Garlic mustard scourge of Forest Lawn Ravine
Wednesday, May 13, 2015 06:00 am
A St. Albert biologist is helping Alberta get a grip on its garlic mustard infestation.
MacEwan University biology professor Melissa Hills and her research team did a survey of garlic mustard populations in the Forest Lawn Ravine last month. The survey is part of the team’s ongoing research into the invasive weed’s spread in Alberta.
Garlic mustard is an invasive weed that’s running rampant throughout North America, says Hills, who lives in St. Albert. It first showed up in Alberta in 2010, and is now entrenched in four ravines: three in Edmonton and the Forest Lawn ravine in St. Albert.
“It’s being called the mother of all invasive plants,” she says.
St. Albert public works officials moved into the Forest Lawn ravine this week to pull as much of the weed as they could find, says city arbourist Kevin Veenstra.
With Hills’ help, Veenstra and his crew spot several patches of ankle-high, leafy garlic mustard plants just off the ravine trail Monday and started grabbing and bagging them.
Worst of the worst
Garlic mustard is a herbaceous plant known for its heart-shaped, scallop-edged leaves that smell like garlic when crushed, Hills says. It has small white flowers, grows up to a meter tall, and tastes good in salads and pesto. It should not be confused with native violets, which has similar leaves but lacks the garlic smell.
Veenstra says garlic mustard is particularly noticeable right now, as it’s one of the first plants to emerge in the spring.
Garlic mustard is classified as a prohibited noxious weed in Alberta, which means governments are legally obliged to destroy it on sight. It’s notorious for its ability to swiftly crowd out all other native plants in an area, threatening biodiversity.
Garlic mustard does this in part by getting an early start on growth, Hills says – they can germinate when it’s close to 0 C. Once it germinates, it secretes allopathic chemicals to poison the soil against anything but garlic mustard.
Each plant can make about a thousand seeds, each of which can survive up to 10 years, Hills says. Research also suggests that the plants produce more seeds when they sense they have fewer neighbours, meaning that any one plant missed during a sweep could restart the invasion.

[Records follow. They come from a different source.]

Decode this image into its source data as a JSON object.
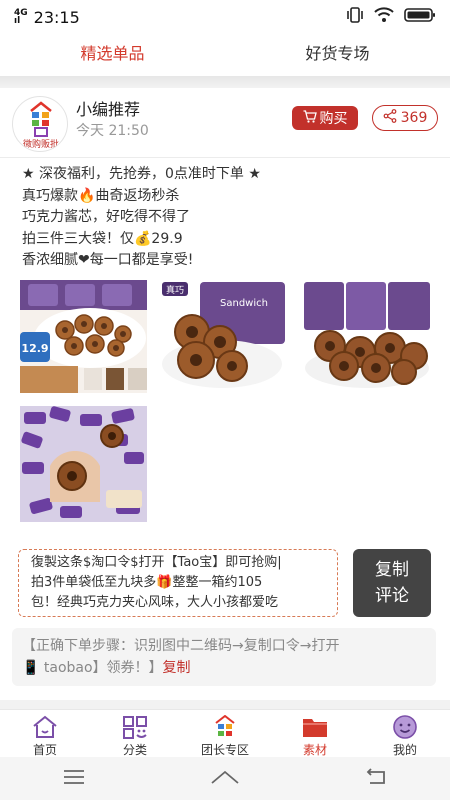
{
  "status_bar": {
    "network": "4G",
    "network_sub": "ıl",
    "time": "23:15"
  },
  "top_tabs": [
    {
      "label": "精选单品",
      "active": true
    },
    {
      "label": "好货专场",
      "active": false
    }
  ],
  "post": {
    "avatar_logo_text": "微购贩批",
    "author": "小编推荐",
    "time": "今天 21:50",
    "buy_label": "购买",
    "share_count": "369",
    "description_lines": [
      "★ 深夜福利，先抢券，0点准时下单 ★",
      "真巧爆款🔥曲奇返场秒杀",
      "巧克力酱芯，好吃得不得了",
      "拍三件三大袋！仅💰29.9",
      "香浓细腻❤每一口都是享受!"
    ],
    "image_price_tag": "12.9",
    "image_brand_text": "真巧",
    "copy_text_lines": [
      "復製这条$淘口令$打开【Tao宝】即可抢购|",
      "拍3件单袋低至九块多🎁整整一箱约105",
      "包！经典巧克力夹心风味，大人小孩都爱吃"
    ],
    "copy_button_line1": "复制",
    "copy_button_line2": "评论",
    "steps_line1": "【正确下单步骤：识别图中二维码→复制口令→打开",
    "steps_line2_prefix": "📱 taobao】领券！】",
    "steps_link": "复制"
  },
  "bottom_nav": [
    {
      "label": "首页",
      "icon": "home-icon",
      "active": false
    },
    {
      "label": "分类",
      "icon": "category-icon",
      "active": false
    },
    {
      "label": "团长专区",
      "icon": "leader-zone-icon",
      "active": false
    },
    {
      "label": "素材",
      "icon": "folder-icon",
      "active": true
    },
    {
      "label": "我的",
      "icon": "profile-icon",
      "active": false
    }
  ],
  "colors": {
    "accent": "#c2312b",
    "active_tab": "#d33a2c"
  }
}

These seeds spread easily on shoes, pets and bikes, Hills says.
Hills has had her students studying the weed for the last couple of years as a way to get some practical experience. These studies include population surveys, winter survival rates and DNA analysis.

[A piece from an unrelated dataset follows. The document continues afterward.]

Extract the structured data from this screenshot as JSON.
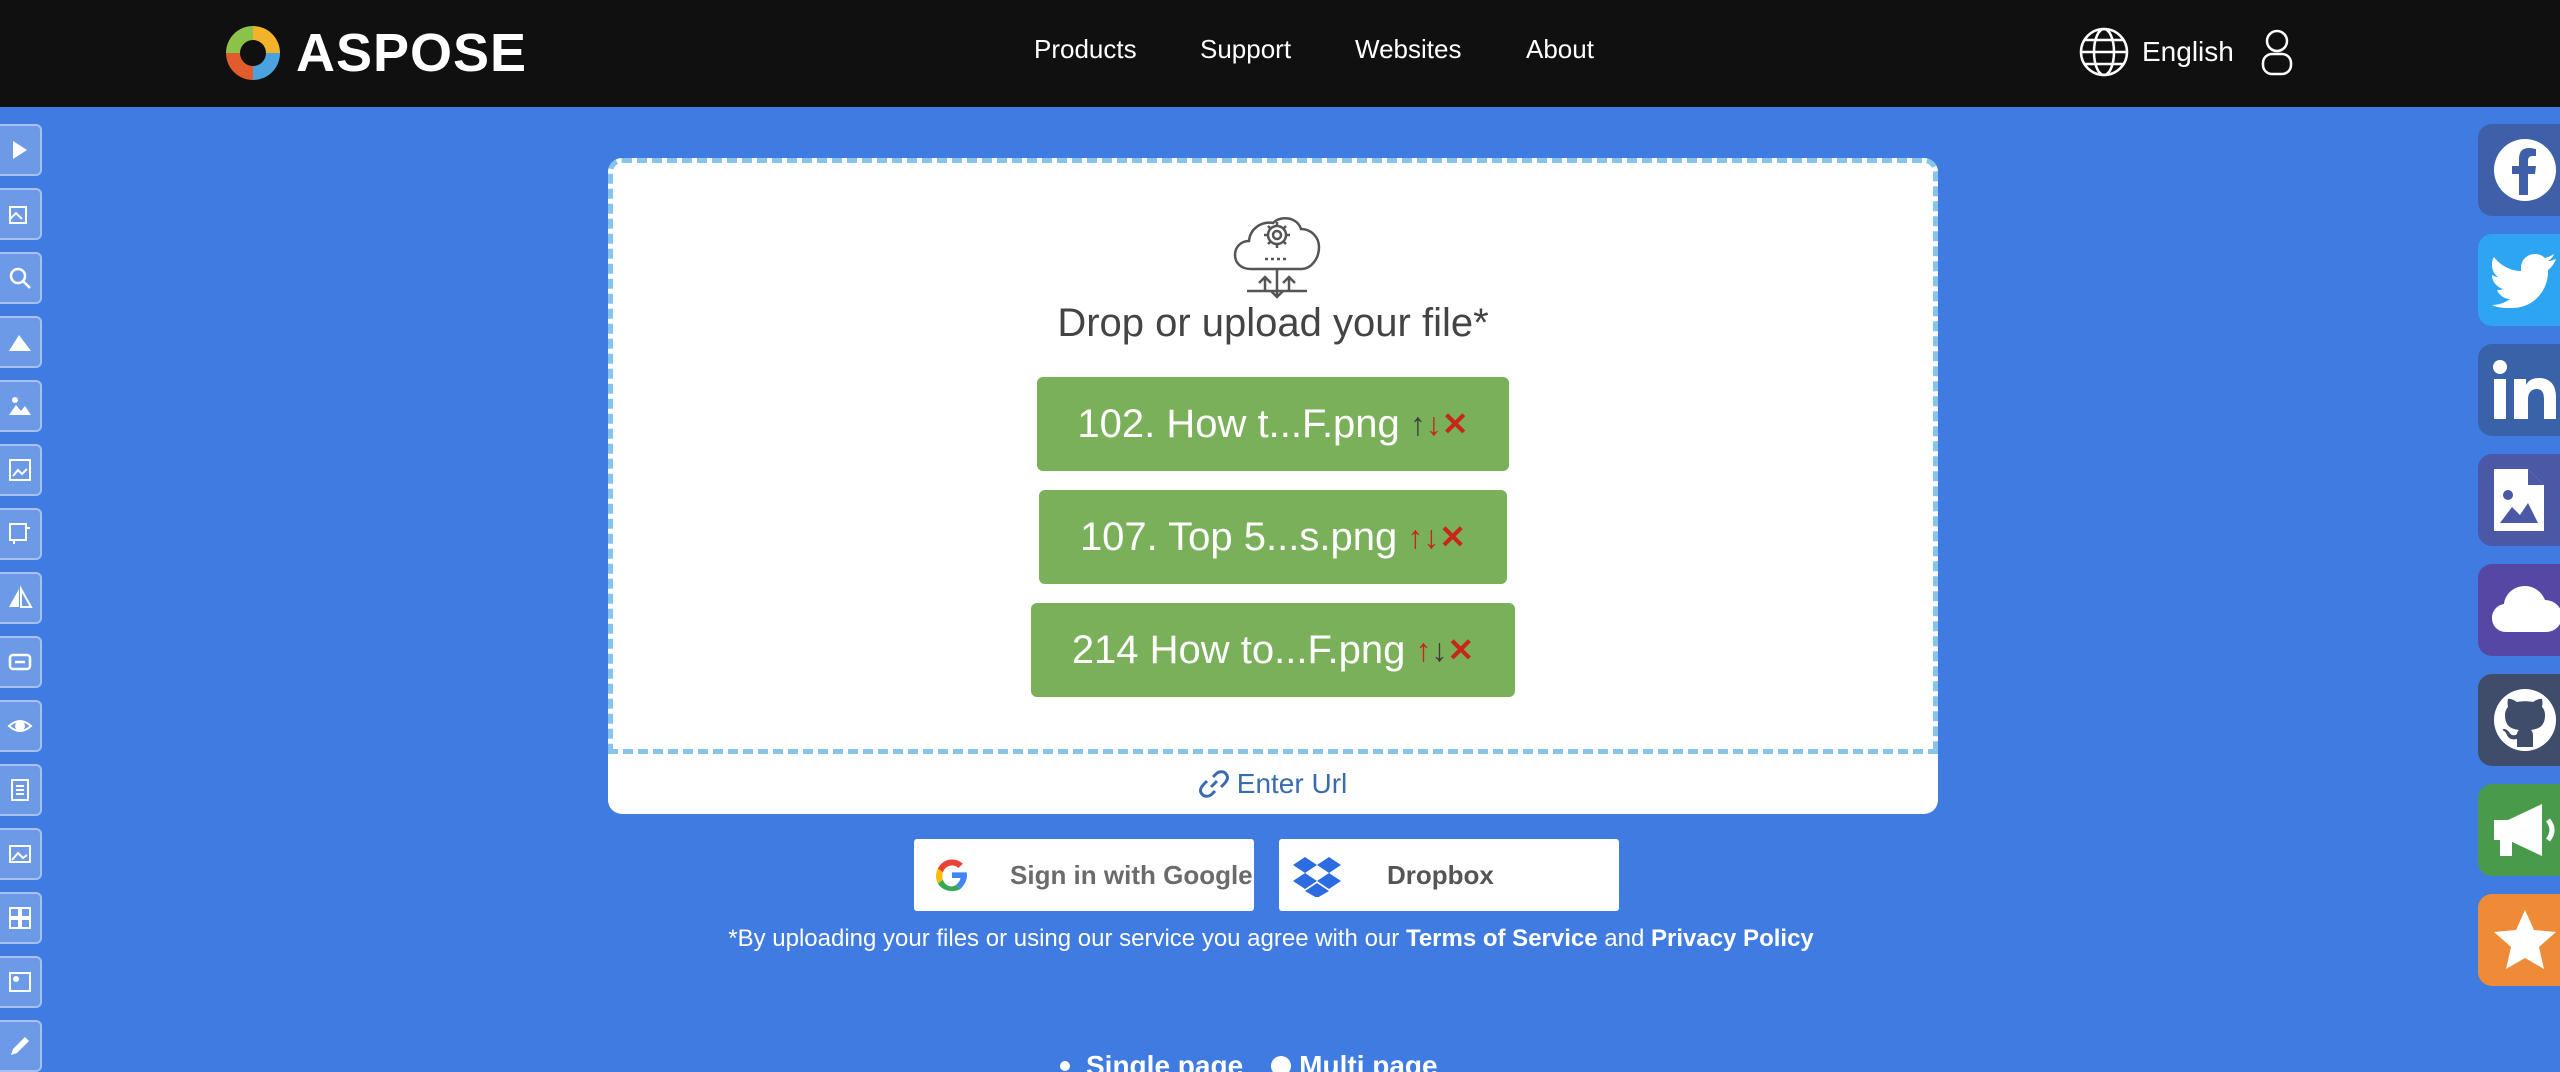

Initial surveys suggest that St. Albert’s population is contained within Forest Lawn ravine, Hills says – a fact she attributes to the city’s aggressive control campaign. Edmonton’s infestation is running rampant and now covers about seven blocks of forest.
Veenstra says the plant probably arrived in St. Albert through someone’s garden, as he’s noticed that most of the plants in the Forest Lawn ravine seem to be spilling down from backyards. Compost heaps are another vector: he points out how one big patch of the plant seems to spill down from a compost heap in one person’s yard.
The city has pulled and sprayed these weeds many times in the last five years, but they keep coming back. Research suggests that people have to eliminate at least 85 per cent of the garlic mustard in an area before they make a dent its population, Hills says.
“St. Albert is doing a good job because they are investing the resources that are necessary,” Hills says.
She called on the province to give municipalities more support in order to get this invasive weed under control.
Anyone who spots an invasive weed like garlic mustard should report its location to public works, Hills says.
If you decided to pull garlic mustard, make sure you get all of its extensive taproot and that you dispose of the plant in the trash, not the compost, Veenstra says.
Hills says people and pets should stick to the trails in infested areas like Forest Lawn ravine to avoid spreading the plant’s seeds.
Veenstra says the city will hold a garlic mustard pull in the ravine this June 5.
Invasive plant questions should go to public works at 780-459-1557.